- Remuneration: Various analysis show that the public sector is on average, better paid that the private sector and sees higher annual increases than in the private sector.
- Working hours: Again various analysis including the respected Eurostat show that the public sector, on average, works fewer hours than the private sector and on top of this benefits of at least one more week of holidays.
- Housing: A large number of civil servants are provided with free housing and the tax benefits associated with it.
- Child allowances: a more generous financial benefit than in the private sector, which often includes special financial help for childcare.
- Health-care coverage: again a more generous benefit than in the private sector.
5 Pensions: Very generous state pensions calculations where, on average, civil servants may get about 75% of their last 6-month wages (including a traditional boost up promotion before retirement). In comparison, the public sector may get about 50% of their best 25 years and with a different base of calculation. In addition and on average, public sector will retire earlier, a situation, which we cannot afford anymore.
6 The Benefits of ‘’Committe d’Entreprise’’, which are significantly more generous in the public sector than in the private sector. (As a reminder French corporations are forced to contribute on an annual basis to an employee fund a percentage of their total salary pool or of their turnover. The funds is used to provide substantial benefits to the employees)
7 The civil servant’s work mentality. Again various analysis seem to indicate that in the public sector the absenteeism is larger than in the private sector, mostly encouraged by more generous sick leave benefits. This is an issue, which is directly correlated with poor management and control. Again initiatives on this subject are being discussed but implementation will face tough resistance, as it did in the past.
As a second conclusion, this is where the government (any government) really needs to focus and implement powerful and strong reform, and where substantial savings can be achieved together with a change of mentality.

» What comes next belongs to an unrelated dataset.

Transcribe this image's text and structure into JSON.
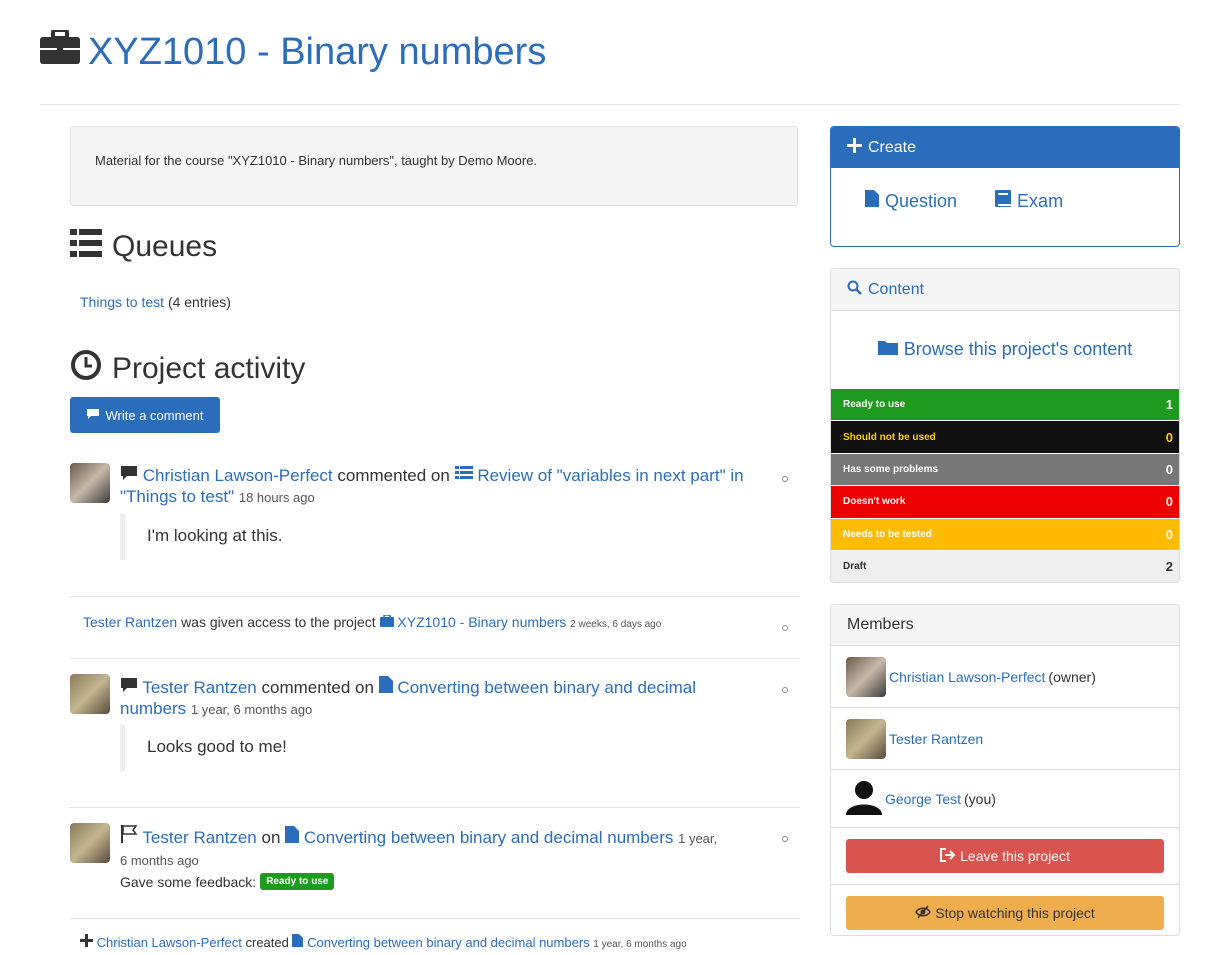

This will have without any doubt political consequences but unless we have a government or a President prepared to fight for this, then France will not change and the downhill trend will continue.
France is in a difficult situation and 2013 will be another difficult year and it is now time to make some courageous decisions, to improve France competitiveness and ensure that the next generation will not be hit by the mistakes that we again did not address.
Recommendations on an economic point of view
- Improve competitiveness mostly through work flexibility: It requires a shock therapy and the first decisions seem to fall short.
- Unified and increased retirement age to reflect both the economic situation and longer life expectancy.
- Reform the civil servant system and its benefits, and brings it in line with the private sector. Let us have one category of French workers.
- Implement a low tax rate so that more people pay tax and instead of 75% tax for the super-rich, just create a temporary tax rate around 50%.
- Implement ,cross the border, tax deducted at source
Recommendations on a more structural point of view
- Cancel the 35 hours week and bring the French back to work.
- Reform unions and implement a system similar to Germany where unions work with the company rather than just against it.
- Force local authorities to reduce their hiring numbers and control costs.
All of the above recommendations are well known and we have seen their success in places like Canada and some of the Nordic countries. However, it takes serious political courage to implement it forcefully and particularly the reform of the civil servant system. France is running out of time and cannot afford to wait. Now that the risk of a Eurozone breakup, the fiscal issue in the US and the hard landing in China are somewhat receding, it would not take much for the financial markets to change its perception on France risk. Should this happen,….. it might not get pretty.
 Input from Agefi, The Economist, Le Figaro & journalist: M P Grondahl